The almost a month-long “Pre-OSP” phase started on the 3rd of January 2018 at the MARUM institute in Bremen. The Pre-OSP this time focuses on measuring Thermal Conductivity (TC) of the cores from IODP Expedition 381 – the last measurements that require the cores to be whole – and preparation for the OSP (Onshore Science Party) in February when they will be split.
We, the “TC measuring” team (Laurence, Nataliya, Malgorzata) and Sally (EPC coordinator) arrived at the MARUM – Center for Marine Environmental Sciences in the morning of the 3rd of January, after leaving home on the 2nd – almost right after New Year celebrations! The beginning of the New Year was an exciting one as we were busy preparing our workspace for measurements in the four degrees celsius reefer, testing equipment and finalising plans.
As always, we were warmly welcomed by the MARUM staff, and we spent some time with them chatting over good coffee and cookies during breaks.

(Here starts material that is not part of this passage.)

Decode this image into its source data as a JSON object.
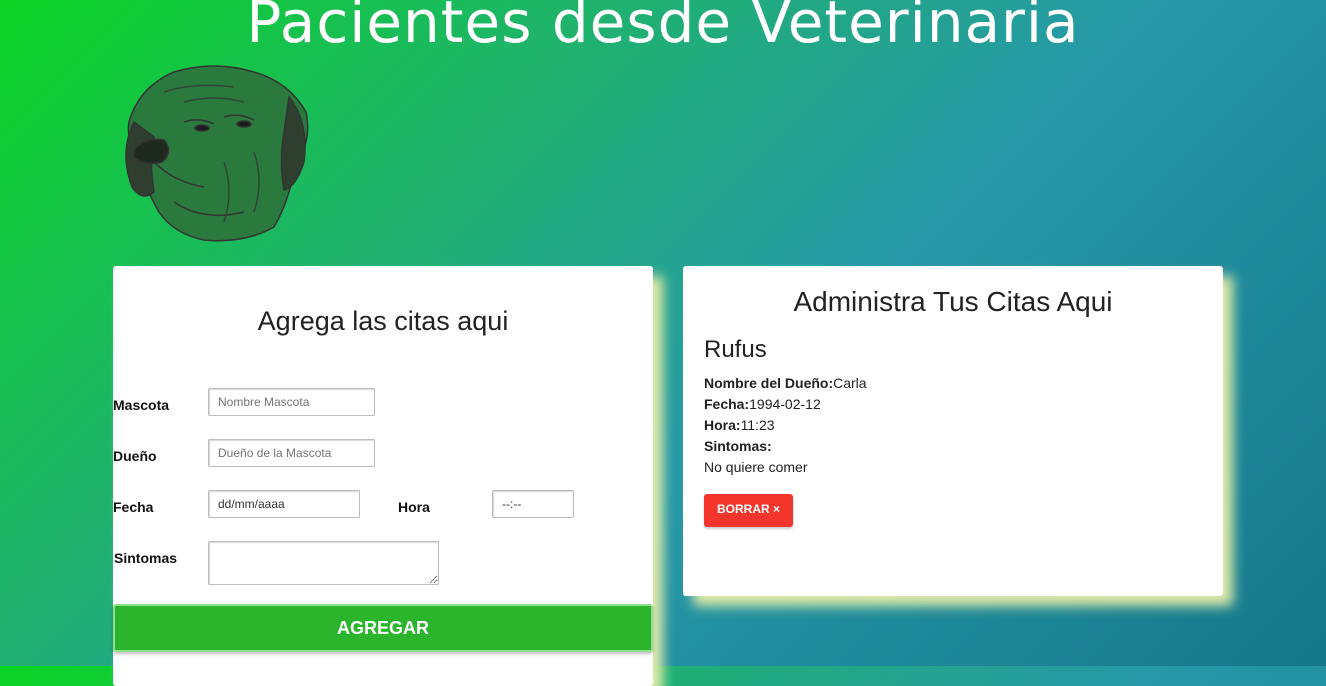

These two days (2nd and 3rd of January) seem now like a relaxing warm-up before the work on continuous measurements in the following weeks, and the excellent evening dinners we had (traditional German food) seem like an unreal dream because…
…in order to complete TC measurements on the huge number of recovered cores from IODP Expedition 381 Corinth Active Rift Development, measurements are undertaken round the clock… in twelve hour shifts.
Laurence is on shift during the daytime (5 AM to 5 PM), and Nataliya together with Malgorzata work at night (5 PM to 5 AM).
TC measurements are recorded using the full space line source, the VLQ or “needle probe”, inserted into the cores along the same plane that they will be split. Before starting measurements the equipment was checked for calibration and then checked again using dummy cores: one made up of saturated and compacted topsoil and another of water-saturated clean sand. Both very different in terms of TC response…
Cores from IODP Expedition 381 that have been measured thus far have been full of surprises. Results have kept us on our toes in terms of gathering high quality data, and served to heighten our anticipation for finally splitting the cores in February and getting to see with our own eyes what is inside.
One thing that we have learned over the past couple of weeks: the better results – the better mood of the Pre-OSP team members! When we obtained the first measurement with a solid data-set, we started to dance in the reefer! Which is by the way a very good way of keeping yourself warm. That’s it – dancing, some yoga, jumping and jogging around the reefer’s shelfs are the top activities we do to keep ourselves warm during the long periods of time that we have to spend in four degrees Celsius. Though, unloading or re-loading core sections out of and into the transport boxes is a bit more physically engaging way of keeping the circulation flowing. Laurence once counted how many core sections he moved from and out the boxes during one shift and the number exceeds 300! It’s definitely good exercise. We will have some more muscles after Pre-OSP, that is for sure!
We celebrated Laurence’s Birthday on the 15th of January, at 5 am in the reefer in four degrees Celsius. Not everyone gets Birthday wishes at 5 am!
We do not have time to explore Bremen at this time. Twelve hour shifts leave time only for TC measurements and some sleep. Not a lot of sleep by the way, but the results of TC measurements are their own reward!